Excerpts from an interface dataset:
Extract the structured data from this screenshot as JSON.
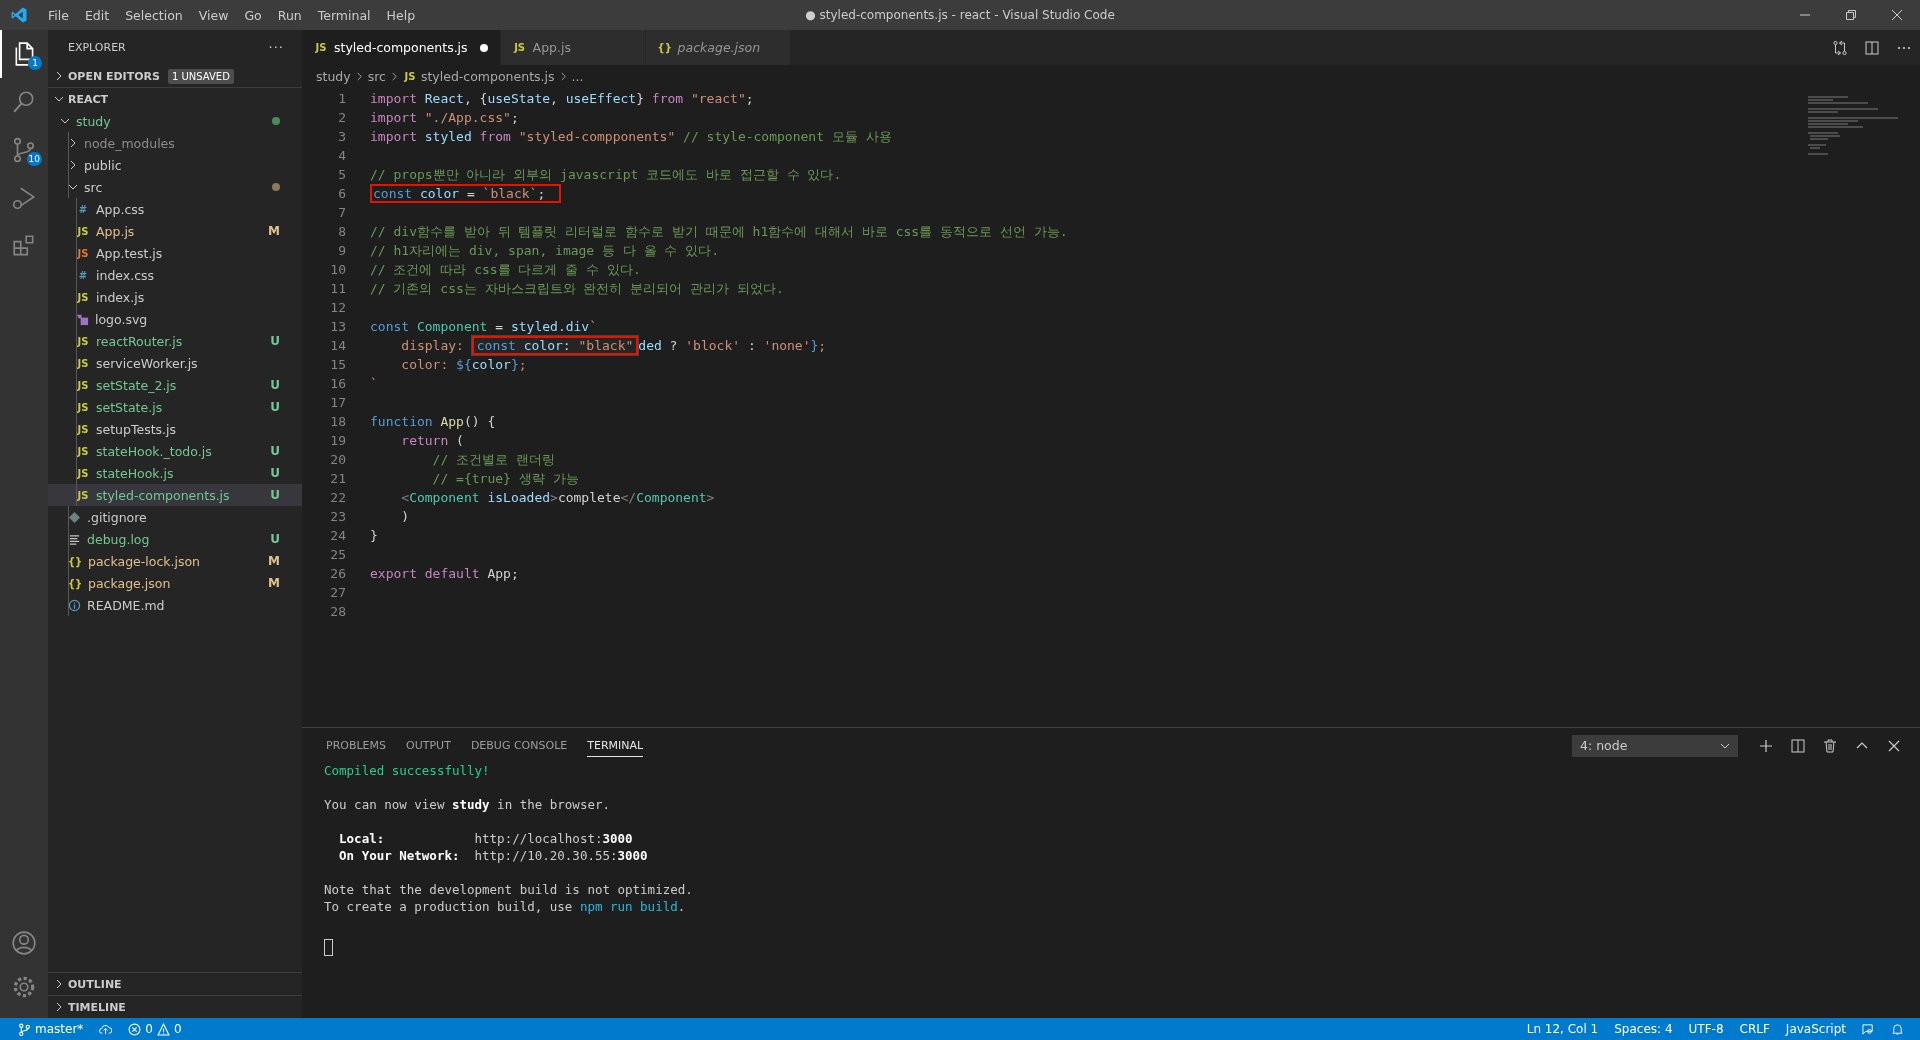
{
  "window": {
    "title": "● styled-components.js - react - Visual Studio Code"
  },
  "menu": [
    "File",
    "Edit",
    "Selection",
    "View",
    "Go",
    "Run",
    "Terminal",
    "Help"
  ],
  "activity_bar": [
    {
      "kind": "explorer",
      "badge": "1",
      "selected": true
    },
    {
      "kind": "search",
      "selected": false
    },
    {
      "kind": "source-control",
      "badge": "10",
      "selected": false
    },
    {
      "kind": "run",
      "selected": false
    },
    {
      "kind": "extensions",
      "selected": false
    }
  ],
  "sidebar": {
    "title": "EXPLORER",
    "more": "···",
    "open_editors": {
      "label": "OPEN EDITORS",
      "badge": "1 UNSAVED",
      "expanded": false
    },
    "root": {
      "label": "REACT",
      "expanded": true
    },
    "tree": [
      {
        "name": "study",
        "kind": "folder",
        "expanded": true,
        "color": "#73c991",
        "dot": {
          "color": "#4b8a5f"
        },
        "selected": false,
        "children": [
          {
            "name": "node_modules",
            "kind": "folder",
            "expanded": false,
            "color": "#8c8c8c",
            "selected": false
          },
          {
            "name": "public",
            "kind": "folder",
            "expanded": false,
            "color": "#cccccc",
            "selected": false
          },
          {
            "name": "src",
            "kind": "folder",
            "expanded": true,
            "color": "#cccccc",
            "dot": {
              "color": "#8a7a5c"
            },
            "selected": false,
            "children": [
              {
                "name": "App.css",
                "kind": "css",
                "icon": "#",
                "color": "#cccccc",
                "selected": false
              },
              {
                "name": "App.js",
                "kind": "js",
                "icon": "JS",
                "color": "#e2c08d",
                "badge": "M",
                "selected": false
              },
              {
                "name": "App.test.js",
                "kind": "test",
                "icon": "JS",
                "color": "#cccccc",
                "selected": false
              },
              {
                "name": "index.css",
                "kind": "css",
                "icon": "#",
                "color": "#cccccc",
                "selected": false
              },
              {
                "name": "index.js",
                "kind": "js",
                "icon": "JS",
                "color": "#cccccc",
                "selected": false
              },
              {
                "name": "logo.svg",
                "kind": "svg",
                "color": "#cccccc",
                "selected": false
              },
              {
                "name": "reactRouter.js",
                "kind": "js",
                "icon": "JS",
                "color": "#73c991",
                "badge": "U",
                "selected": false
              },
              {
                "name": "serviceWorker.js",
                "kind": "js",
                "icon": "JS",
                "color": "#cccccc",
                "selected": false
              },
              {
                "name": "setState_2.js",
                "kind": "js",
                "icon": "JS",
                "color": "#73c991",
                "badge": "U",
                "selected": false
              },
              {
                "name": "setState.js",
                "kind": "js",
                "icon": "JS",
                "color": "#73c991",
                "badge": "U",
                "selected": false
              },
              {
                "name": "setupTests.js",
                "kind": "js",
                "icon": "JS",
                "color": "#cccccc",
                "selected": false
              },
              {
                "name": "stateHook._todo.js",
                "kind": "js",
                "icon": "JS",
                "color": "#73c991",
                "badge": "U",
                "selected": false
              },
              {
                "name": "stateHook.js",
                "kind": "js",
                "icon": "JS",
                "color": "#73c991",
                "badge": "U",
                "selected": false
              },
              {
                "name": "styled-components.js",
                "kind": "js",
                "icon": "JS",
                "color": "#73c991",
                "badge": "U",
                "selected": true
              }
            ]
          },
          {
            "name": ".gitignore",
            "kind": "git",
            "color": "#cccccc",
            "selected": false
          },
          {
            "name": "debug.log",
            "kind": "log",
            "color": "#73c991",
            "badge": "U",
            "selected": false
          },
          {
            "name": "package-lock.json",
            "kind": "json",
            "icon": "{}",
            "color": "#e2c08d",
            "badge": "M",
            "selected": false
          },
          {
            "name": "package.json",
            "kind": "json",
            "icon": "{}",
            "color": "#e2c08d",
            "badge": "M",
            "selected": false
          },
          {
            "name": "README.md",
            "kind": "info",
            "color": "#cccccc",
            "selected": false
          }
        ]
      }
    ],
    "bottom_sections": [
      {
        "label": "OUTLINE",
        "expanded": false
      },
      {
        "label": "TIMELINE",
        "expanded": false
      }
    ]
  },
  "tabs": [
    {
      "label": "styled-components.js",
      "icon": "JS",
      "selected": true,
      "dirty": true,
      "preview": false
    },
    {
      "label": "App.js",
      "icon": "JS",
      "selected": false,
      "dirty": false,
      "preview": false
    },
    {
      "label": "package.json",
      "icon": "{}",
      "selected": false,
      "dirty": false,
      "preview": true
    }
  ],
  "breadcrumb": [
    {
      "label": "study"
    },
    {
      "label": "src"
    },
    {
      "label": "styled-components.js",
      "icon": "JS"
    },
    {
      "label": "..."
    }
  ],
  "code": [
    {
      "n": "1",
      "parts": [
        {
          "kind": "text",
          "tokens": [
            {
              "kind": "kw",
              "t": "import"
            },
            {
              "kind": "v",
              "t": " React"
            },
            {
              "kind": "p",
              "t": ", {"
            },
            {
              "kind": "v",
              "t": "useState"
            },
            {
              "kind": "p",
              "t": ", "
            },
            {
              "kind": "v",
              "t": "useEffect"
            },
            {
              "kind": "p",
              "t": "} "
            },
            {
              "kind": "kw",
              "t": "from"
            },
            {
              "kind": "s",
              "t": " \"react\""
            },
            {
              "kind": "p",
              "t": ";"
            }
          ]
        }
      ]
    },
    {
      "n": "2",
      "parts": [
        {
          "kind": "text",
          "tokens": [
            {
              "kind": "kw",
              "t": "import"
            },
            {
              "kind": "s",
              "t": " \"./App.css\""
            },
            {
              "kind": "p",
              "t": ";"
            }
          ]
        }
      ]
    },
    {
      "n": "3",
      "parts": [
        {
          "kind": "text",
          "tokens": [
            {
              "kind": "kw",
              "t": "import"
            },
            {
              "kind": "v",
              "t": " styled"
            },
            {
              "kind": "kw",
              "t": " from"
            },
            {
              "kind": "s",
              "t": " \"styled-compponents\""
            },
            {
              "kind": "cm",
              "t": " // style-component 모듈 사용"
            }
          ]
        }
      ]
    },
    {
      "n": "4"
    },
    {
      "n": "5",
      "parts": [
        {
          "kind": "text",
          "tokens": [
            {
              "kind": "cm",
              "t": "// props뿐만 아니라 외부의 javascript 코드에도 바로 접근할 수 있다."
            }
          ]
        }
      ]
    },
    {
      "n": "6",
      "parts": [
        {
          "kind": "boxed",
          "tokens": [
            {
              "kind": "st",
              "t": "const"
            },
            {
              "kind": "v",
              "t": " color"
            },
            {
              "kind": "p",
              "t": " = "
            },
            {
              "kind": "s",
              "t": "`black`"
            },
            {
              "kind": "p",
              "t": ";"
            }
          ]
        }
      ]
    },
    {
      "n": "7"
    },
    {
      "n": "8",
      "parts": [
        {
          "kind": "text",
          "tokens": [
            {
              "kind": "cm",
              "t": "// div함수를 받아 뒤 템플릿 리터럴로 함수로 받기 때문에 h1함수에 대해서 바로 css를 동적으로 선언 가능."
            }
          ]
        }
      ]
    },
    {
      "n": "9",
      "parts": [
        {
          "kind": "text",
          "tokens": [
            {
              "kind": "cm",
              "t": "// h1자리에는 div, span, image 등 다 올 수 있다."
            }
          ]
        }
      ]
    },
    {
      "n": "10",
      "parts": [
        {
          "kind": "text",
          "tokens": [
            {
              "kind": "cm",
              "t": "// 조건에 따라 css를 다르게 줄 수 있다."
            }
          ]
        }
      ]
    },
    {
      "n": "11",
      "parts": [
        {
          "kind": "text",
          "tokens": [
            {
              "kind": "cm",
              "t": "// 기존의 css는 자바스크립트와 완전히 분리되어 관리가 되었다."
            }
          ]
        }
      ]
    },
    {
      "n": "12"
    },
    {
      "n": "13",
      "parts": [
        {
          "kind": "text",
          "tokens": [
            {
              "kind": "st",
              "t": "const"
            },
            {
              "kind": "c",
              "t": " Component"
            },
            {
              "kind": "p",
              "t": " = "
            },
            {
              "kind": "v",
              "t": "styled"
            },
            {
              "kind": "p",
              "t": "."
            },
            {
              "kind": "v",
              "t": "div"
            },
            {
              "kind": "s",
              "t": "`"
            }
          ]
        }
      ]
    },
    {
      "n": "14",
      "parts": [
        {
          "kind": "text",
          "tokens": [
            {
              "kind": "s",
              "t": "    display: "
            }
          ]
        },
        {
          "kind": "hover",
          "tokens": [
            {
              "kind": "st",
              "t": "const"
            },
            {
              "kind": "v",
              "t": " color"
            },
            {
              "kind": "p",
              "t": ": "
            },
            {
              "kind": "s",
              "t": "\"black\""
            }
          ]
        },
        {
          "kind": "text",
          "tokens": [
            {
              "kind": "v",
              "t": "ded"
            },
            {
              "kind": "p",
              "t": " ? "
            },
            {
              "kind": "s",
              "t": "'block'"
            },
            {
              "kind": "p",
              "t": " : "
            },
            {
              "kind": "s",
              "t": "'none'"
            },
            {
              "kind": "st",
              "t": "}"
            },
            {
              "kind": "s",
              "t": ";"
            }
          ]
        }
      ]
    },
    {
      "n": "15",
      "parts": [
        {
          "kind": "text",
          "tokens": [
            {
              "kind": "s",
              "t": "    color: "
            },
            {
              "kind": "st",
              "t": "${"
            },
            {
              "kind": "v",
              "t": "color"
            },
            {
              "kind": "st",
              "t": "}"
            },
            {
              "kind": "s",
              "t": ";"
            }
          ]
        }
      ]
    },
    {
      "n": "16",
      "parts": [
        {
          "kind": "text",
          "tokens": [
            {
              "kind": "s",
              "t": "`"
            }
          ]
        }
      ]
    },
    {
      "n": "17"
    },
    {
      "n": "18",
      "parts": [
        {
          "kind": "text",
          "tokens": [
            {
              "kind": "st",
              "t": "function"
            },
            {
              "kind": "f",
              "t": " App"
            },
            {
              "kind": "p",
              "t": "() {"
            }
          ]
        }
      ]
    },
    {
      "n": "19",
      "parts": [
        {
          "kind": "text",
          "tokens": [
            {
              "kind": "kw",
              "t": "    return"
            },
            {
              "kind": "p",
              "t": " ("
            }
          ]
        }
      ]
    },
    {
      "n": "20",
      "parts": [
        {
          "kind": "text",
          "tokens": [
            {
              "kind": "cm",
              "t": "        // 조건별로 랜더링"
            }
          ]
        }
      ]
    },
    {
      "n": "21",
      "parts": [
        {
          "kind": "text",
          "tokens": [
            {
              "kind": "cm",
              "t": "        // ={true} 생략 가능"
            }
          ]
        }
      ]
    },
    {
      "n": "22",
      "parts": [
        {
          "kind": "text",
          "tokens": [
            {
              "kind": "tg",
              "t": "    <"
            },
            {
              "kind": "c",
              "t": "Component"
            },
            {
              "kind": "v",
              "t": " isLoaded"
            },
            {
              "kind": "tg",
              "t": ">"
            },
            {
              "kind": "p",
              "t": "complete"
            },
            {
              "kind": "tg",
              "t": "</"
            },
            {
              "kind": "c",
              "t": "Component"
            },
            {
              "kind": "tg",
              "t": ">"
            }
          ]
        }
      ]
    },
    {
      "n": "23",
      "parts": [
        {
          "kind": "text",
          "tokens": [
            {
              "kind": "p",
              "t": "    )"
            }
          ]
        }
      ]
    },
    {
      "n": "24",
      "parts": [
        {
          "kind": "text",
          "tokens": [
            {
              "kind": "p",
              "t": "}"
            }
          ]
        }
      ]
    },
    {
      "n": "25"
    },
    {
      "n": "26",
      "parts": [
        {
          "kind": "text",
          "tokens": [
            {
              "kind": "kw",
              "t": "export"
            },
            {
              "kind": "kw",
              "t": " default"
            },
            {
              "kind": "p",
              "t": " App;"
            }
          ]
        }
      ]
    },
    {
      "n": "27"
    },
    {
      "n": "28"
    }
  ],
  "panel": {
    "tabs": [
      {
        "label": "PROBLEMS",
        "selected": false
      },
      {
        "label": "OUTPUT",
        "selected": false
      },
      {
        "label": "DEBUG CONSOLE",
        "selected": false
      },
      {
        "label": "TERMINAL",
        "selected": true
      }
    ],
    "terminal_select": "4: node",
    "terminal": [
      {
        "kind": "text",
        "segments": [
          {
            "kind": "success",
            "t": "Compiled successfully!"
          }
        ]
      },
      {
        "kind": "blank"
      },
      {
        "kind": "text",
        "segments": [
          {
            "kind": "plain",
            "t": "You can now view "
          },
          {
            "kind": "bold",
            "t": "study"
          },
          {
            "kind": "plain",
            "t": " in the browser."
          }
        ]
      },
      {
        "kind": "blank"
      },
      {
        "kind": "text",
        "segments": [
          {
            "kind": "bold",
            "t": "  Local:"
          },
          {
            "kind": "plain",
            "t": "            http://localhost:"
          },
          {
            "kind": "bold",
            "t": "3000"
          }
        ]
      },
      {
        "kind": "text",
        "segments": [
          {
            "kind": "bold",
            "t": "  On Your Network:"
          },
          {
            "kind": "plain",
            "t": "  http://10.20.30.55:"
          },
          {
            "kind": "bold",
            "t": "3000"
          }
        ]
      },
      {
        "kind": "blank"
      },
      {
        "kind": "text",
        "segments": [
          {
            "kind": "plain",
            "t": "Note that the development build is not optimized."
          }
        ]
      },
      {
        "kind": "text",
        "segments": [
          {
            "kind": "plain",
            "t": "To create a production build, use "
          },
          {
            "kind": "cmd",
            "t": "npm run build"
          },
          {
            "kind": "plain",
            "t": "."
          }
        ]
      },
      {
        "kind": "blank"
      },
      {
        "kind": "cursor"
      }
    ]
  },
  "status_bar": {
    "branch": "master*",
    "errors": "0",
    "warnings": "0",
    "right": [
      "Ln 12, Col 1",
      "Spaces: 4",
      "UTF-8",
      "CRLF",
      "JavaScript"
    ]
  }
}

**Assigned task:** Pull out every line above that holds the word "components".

**Solution below:**
    "title": "● styled-components.js - react - Visual Studio Code"
                "name": "styled-components.js",
      "label": "styled-components.js",
      "label": "styled-components.js",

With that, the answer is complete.